ASSIGNMENT. Records follow. Pull out every line that contains "clusters".

LISTED ENTRIES.
:::::
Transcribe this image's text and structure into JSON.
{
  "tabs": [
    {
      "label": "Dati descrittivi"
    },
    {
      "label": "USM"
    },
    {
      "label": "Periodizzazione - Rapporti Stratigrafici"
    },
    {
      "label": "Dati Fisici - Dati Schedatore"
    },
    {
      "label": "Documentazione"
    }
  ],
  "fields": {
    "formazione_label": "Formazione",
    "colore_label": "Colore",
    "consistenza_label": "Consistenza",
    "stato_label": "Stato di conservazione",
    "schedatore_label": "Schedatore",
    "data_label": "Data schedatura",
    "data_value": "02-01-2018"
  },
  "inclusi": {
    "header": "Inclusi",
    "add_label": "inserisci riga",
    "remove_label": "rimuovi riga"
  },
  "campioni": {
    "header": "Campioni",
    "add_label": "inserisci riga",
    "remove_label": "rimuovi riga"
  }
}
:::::
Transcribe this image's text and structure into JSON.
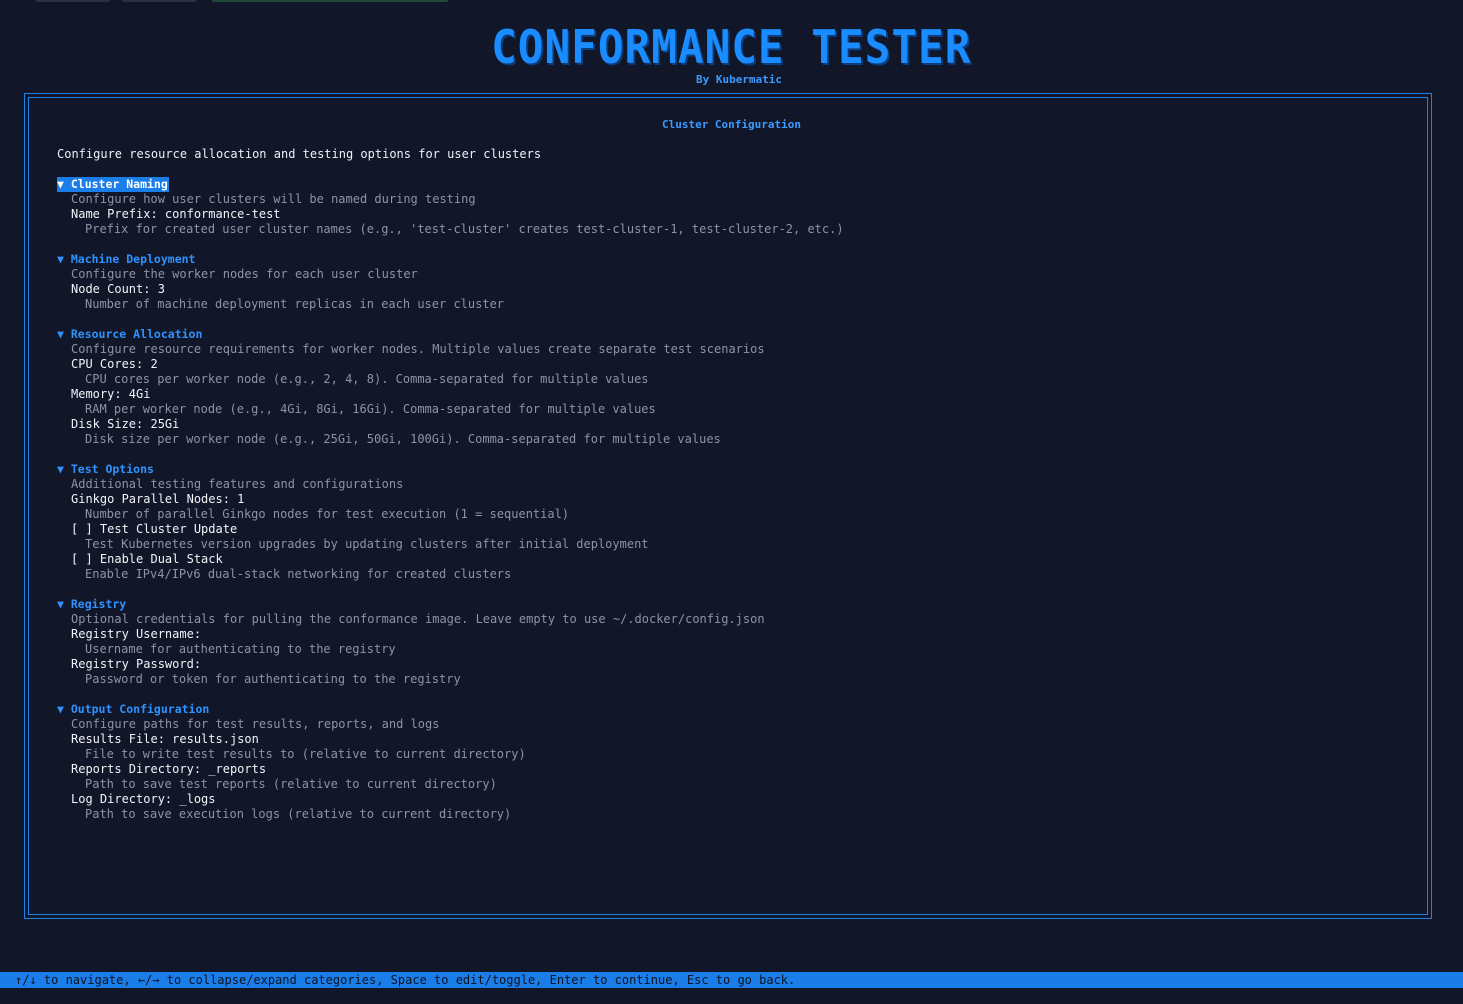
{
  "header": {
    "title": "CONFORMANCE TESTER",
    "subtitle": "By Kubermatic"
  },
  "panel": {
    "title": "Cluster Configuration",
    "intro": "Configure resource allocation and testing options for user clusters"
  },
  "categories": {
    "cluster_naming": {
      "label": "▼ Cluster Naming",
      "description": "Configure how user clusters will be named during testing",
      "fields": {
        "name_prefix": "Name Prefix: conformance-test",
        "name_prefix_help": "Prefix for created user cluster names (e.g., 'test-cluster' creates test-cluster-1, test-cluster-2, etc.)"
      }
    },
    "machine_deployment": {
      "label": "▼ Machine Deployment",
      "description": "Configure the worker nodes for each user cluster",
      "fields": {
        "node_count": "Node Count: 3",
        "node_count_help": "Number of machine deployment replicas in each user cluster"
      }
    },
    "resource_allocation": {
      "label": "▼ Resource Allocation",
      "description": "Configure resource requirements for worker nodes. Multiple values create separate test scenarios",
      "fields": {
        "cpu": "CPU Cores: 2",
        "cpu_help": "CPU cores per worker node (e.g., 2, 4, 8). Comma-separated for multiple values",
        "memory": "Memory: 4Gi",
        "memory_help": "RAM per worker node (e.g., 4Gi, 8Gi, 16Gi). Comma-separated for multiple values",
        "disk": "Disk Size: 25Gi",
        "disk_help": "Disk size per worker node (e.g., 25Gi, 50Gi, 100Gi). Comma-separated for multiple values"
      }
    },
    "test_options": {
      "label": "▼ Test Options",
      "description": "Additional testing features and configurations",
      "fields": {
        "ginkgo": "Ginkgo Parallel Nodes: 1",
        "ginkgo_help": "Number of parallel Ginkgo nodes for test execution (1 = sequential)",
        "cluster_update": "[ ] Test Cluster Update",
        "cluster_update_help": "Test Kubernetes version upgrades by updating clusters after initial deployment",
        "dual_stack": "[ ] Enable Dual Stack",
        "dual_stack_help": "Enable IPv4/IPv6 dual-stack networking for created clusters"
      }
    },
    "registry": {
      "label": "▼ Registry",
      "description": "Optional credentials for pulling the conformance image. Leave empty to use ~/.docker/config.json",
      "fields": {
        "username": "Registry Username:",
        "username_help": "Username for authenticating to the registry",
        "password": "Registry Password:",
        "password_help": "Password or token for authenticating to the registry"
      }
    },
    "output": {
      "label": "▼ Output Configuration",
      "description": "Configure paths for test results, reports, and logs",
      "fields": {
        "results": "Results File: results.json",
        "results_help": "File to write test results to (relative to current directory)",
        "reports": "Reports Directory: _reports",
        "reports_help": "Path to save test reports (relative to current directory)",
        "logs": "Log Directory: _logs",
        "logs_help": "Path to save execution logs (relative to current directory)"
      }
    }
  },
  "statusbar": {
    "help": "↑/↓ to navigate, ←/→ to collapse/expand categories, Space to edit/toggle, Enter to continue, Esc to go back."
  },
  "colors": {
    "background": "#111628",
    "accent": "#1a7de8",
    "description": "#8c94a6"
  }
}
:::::
EXPECTED ANSWER.
    "intro": "Configure resource allocation and testing options for user clusters"
      "description": "Configure how user clusters will be named during testing",
        "cluster_update_help": "Test Kubernetes version upgrades by updating clusters after initial deployment",
        "dual_stack_help": "Enable IPv4/IPv6 dual-stack networking for created clusters"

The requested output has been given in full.